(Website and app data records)
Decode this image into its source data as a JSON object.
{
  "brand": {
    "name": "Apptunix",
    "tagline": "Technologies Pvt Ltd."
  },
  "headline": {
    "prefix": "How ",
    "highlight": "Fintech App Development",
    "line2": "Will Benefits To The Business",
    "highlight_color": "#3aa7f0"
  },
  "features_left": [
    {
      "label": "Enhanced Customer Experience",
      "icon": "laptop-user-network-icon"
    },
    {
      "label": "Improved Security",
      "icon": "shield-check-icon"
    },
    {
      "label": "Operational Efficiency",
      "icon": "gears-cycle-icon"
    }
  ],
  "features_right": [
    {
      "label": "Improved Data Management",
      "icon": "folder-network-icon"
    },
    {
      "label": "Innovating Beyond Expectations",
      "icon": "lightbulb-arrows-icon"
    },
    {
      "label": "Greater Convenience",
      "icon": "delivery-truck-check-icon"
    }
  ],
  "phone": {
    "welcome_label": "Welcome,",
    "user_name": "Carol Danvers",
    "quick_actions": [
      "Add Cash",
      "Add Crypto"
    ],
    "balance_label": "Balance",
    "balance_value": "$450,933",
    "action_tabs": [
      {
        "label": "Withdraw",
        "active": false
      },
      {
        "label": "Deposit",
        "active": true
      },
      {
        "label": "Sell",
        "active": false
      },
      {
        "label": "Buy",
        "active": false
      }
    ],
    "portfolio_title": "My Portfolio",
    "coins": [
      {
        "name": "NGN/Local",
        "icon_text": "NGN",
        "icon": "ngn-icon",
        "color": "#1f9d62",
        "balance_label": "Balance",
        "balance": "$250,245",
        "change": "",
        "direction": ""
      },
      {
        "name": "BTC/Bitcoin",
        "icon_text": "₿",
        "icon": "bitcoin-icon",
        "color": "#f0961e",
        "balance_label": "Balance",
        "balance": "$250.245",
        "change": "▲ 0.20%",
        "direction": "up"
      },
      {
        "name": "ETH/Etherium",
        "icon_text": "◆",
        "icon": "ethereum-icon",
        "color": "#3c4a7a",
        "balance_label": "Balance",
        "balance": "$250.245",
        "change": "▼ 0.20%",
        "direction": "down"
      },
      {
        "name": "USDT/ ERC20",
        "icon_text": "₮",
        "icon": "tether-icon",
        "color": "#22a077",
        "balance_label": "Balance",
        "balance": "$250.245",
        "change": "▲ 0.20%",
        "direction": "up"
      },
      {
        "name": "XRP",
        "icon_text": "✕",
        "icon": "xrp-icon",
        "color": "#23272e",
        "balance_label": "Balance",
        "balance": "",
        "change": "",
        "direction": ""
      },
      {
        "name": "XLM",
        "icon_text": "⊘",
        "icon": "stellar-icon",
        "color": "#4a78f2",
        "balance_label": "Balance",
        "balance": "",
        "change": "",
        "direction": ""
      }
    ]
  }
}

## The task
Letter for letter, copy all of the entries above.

## Solution to this task
Decode this image into its source data as a JSON object.
{
  "brand": {
    "name": "Apptunix",
    "tagline": "Technologies Pvt Ltd."
  },
  "headline": {
    "prefix": "How ",
    "highlight": "Fintech App Development",
    "line2": "Will Benefits To The Business",
    "highlight_color": "#3aa7f0"
  },
  "features_left": [
    {
      "label": "Enhanced Customer Experience",
      "icon": "laptop-user-network-icon"
    },
    {
      "label": "Improved Security",
      "icon": "shield-check-icon"
    },
    {
      "label": "Operational Efficiency",
      "icon": "gears-cycle-icon"
    }
  ],
  "features_right": [
    {
      "label": "Improved Data Management",
      "icon": "folder-network-icon"
    },
    {
      "label": "Innovating Beyond Expectations",
      "icon": "lightbulb-arrows-icon"
    },
    {
      "label": "Greater Convenience",
      "icon": "delivery-truck-check-icon"
    }
  ],
  "phone": {
    "welcome_label": "Welcome,",
    "user_name": "Carol Danvers",
    "quick_actions": [
      "Add Cash",
      "Add Crypto"
    ],
    "balance_label": "Balance",
    "balance_value": "$450,933",
    "action_tabs": [
      {
        "label": "Withdraw",
        "active": false
      },
      {
        "label": "Deposit",
        "active": true
      },
      {
        "label": "Sell",
        "active": false
      },
      {
        "label": "Buy",
        "active": false
      }
    ],
    "portfolio_title": "My Portfolio",
    "coins": [
      {
        "name": "NGN/Local",
        "icon_text": "NGN",
        "icon": "ngn-icon",
        "color": "#1f9d62",
        "balance_label": "Balance",
        "balance": "$250,245",
        "change": "",
        "direction": ""
      },
      {
        "name": "BTC/Bitcoin",
        "icon_text": "₿",
        "icon": "bitcoin-icon",
        "color": "#f0961e",
        "balance_label": "Balance",
        "balance": "$250.245",
        "change": "▲ 0.20%",
        "direction": "up"
      },
      {
        "name": "ETH/Etherium",
        "icon_text": "◆",
        "icon": "ethereum-icon",
        "color": "#3c4a7a",
        "balance_label": "Balance",
        "balance": "$250.245",
        "change": "▼ 0.20%",
        "direction": "down"
      },
      {
        "name": "USDT/ ERC20",
        "icon_text": "₮",
        "icon": "tether-icon",
        "color": "#22a077",
        "balance_label": "Balance",
        "balance": "$250.245",
        "change": "▲ 0.20%",
        "direction": "up"
      },
      {
        "name": "XRP",
        "icon_text": "✕",
        "icon": "xrp-icon",
        "color": "#23272e",
        "balance_label": "Balance",
        "balance": "",
        "change": "",
        "direction": ""
      },
      {
        "name": "XLM",
        "icon_text": "⊘",
        "icon": "stellar-icon",
        "color": "#4a78f2",
        "balance_label": "Balance",
        "balance": "",
        "change": "",
        "direction": ""
      }
    ]
  }
}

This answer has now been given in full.